- There is an alleyway between the two houses on the ground floor. The alley is owned by Mrs B but the neighbours have a ‘right of way foot only’ down the alley to their rear garden.
- In July 2017 Mrs B complained about a number of issues to Wolverhampton Homes (stage one complaint) including that her neighbour was walking on her drive, rather than the shared path, the neighbour had failed to cut the hedge, the neighbour’s behaviour was unacceptable and that her neighbour was leaving her bins in a way that blocked Mrs B’s driveway.
- Officers visited Mrs B at the beginning of July 2017. Mrs B made a formal complaint on 12 July 2017 and another officer visited her at the beginning of August 2017.
- Wolverhampton Homes sent a response to Mrs B’s stage one complaint on 4 August 2017. It said that it had spoken to the neighbour. It had told the neighbour:
- To cut back the overgrown hedge near the path.
- Not to block the path with bins.
- Not to park (or allow visitors to park) on Mrs B’s drive.
- That she had a right to walk on the path and alleyway but not Mrs B’s drive.
- The Council would arrange for a white ‘H’ marking to be painted on the road.
- The overgrown hedge would be cut back.
- The Council would assess the cost of an independent path.
- The Council would offer Mrs B and her neighbour mediation, as it did not consider any further legal action could be pursued against the neighbour as there is no evidence encroachment onto the drive was deliberate.

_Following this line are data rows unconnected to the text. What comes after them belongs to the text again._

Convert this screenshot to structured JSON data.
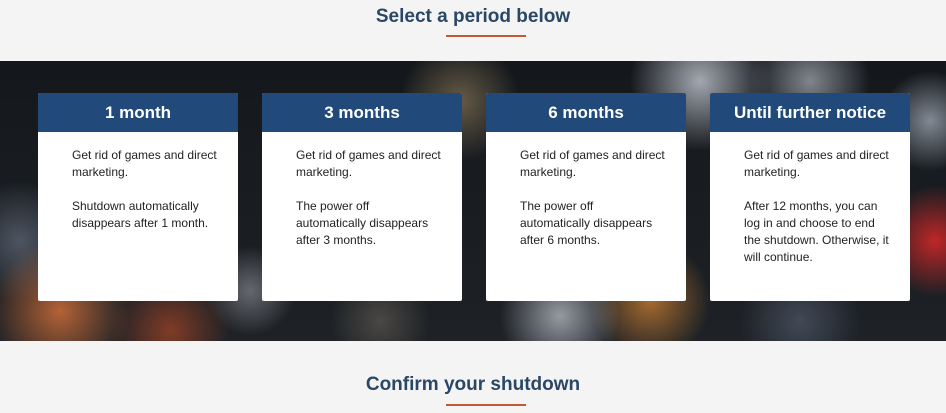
{
  "header": {
    "title": "Select a period below"
  },
  "periods": [
    {
      "title": "1 month",
      "line1": "Get rid of games and direct marketing.",
      "line2": "Shutdown automatically disappears after 1 month."
    },
    {
      "title": "3 months",
      "line1": "Get rid of games and direct marketing.",
      "line2": "The power off automatically disappears after 3 months."
    },
    {
      "title": "6 months",
      "line1": "Get rid of games and direct marketing.",
      "line2": "The power off automatically disappears after 6 months."
    },
    {
      "title": "Until further notice",
      "line1": "Get rid of games and direct marketing.",
      "line2": "After 12 months, you can log in and choose to end the shutdown. Otherwise, it will continue."
    }
  ],
  "confirm": {
    "title": "Confirm your shutdown"
  },
  "colors": {
    "title_text": "#2a4766",
    "accent_underline": "#c25a36",
    "card_header": "#21497a",
    "card_background": "#ffffff",
    "page_background": "#f4f4f4"
  }
}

- The anti social behaviour team understood that people walking across Mrs B’s drive, parking slightly over the H marking or cars stopping in the road was annoying her. But the Council had no evidence it was being done deliberately to cause harassment and intimidation. There was no independent evidence to support her allegation about a racial incident that was reported to the police. So, the anti-social behaviour team did not intend to take further action, other than the offer of mediation.
- The Council would offer to pay half of the cost of fencing and driveway gates as shown in a diagram.

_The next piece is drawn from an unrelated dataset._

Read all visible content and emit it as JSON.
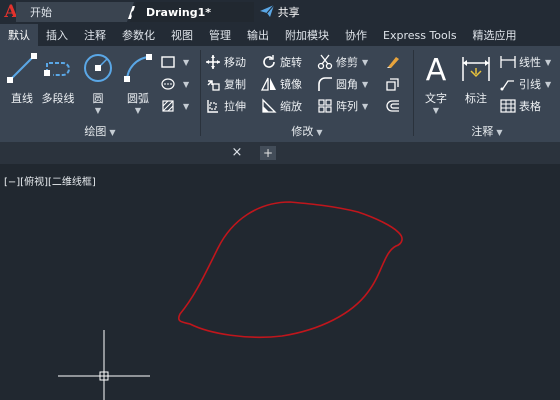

- Mrs B first complained about her neighbours in 2013. The Council closed the complaint and Mrs B did not pursue the matter then. If Mrs B was dissatisfied at the time, she could have made a complaint to the Ombudsman. I see no reason to investigate matters that occurred 5 years ago now.
- Mrs B complains that matters are still ongoing. However, I am not able to investigate the Council’s day to day running. So, I am investigating events up until June 2018, when the Council sent me information about the complaint.
- The Council’s anti social behaviour policy defines anti-social behaviour (ASB) as:
- Conduct that has caused, or is likely to cause harassment, alarm or distress to any person;
- Conduct capable of causing nuisance or annoyance to a person in relation to that persons occupation of residential premises
- Conduct capable of causing housing-related nuisance or annoyance to any person.
Location of the fence and path
- Mrs B would prefer her neighbours to have a separate pathway entirely. She would like the Council to remove its tenants right of way over the path and alleyway. The Council has said that it does not intend to do this as the tenants, the Council and any future occupiers would lose the right of access to the rear garden without going through the house.
- The Ombudsman does not have jurisdiction over the Council’s management of its housing stocks, so cannot investigate the placement of the path or management of rights of way. Different officers mentioned the possibility of a separate path to Mrs B at different times, which did lead to some confusion and perhaps raised her expectations but the Council has now clearly set out its decision.
- I have completed my investigation of the complaint. This complaint is not upheld.
Parts of the complaint that I did not investigate
- I have not investigated Mrs B’s complaint about the Council’s investigation of her complaint in 2013. Mrs B has not complained about this issue until now to the Ombudsman. This is a late complaint and I have seen no good reason to accept it for investigation now.
Investigator's decision on behalf of the Ombudsman